• [Directions for this task] Your response should be every line from the entries that includes the string "JSON".

*** Opening Excerpted records ***

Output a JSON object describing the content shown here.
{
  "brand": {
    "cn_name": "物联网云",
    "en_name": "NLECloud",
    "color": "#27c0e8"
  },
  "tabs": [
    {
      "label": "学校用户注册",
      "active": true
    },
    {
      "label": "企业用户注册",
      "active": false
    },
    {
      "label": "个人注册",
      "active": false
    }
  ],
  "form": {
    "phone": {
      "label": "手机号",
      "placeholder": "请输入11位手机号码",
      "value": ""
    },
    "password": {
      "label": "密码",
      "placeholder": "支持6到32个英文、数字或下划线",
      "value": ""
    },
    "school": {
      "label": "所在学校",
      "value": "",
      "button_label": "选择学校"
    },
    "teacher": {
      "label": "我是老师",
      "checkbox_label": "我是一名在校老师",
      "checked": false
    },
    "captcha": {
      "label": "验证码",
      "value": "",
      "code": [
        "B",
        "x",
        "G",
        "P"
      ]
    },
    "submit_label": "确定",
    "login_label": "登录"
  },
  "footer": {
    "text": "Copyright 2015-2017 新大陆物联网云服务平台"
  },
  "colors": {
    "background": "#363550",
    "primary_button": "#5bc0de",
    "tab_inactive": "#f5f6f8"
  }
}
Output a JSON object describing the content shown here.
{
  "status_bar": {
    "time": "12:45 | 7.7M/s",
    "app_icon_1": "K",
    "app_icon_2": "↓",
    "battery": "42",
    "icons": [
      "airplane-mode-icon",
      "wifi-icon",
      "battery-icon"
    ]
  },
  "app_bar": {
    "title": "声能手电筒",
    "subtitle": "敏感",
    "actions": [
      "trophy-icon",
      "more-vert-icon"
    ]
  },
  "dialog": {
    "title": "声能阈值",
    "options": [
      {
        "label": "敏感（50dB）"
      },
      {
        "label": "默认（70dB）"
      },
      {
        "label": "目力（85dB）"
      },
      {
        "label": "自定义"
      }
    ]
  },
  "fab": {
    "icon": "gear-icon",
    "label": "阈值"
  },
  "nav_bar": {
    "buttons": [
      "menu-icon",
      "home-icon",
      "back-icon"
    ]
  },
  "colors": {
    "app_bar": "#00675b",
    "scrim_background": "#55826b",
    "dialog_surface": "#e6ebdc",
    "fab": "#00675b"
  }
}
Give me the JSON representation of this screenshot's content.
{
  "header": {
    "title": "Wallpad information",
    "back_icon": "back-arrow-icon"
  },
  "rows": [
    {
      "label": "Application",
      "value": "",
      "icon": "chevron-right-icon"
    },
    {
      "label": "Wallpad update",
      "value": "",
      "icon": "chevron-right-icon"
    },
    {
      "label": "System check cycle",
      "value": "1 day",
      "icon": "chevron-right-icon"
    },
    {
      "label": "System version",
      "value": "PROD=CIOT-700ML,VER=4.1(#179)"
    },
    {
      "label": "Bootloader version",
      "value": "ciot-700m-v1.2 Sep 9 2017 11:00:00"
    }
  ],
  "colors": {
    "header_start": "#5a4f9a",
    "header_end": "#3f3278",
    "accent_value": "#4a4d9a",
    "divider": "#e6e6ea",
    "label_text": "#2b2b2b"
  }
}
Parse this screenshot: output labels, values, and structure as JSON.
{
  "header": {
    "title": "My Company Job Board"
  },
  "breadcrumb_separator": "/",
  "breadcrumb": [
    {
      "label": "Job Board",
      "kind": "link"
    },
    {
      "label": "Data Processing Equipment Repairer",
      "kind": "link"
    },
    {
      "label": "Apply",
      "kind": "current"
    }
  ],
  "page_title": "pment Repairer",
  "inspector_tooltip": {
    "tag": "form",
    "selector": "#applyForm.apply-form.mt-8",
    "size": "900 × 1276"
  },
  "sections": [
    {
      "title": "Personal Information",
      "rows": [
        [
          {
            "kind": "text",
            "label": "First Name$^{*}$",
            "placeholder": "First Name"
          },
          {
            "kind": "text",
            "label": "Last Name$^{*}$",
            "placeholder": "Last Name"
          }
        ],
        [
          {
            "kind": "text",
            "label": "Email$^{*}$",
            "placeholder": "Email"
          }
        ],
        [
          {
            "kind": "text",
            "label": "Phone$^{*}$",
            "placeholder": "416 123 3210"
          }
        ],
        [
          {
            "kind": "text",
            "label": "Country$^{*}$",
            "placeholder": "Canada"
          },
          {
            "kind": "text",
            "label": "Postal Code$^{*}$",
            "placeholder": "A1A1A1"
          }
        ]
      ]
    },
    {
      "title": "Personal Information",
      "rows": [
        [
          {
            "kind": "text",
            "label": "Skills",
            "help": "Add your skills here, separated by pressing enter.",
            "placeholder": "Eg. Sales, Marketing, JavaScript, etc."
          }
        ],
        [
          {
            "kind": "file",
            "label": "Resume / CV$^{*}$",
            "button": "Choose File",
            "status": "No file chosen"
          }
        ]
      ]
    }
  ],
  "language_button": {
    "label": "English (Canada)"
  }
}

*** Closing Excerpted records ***

• [Response box]
Output a JSON object describing the content shown here.
Output a JSON object describing the content shown here.
Give me the JSON representation of this screenshot's content.
Parse this screenshot: output labels, values, and structure as JSON.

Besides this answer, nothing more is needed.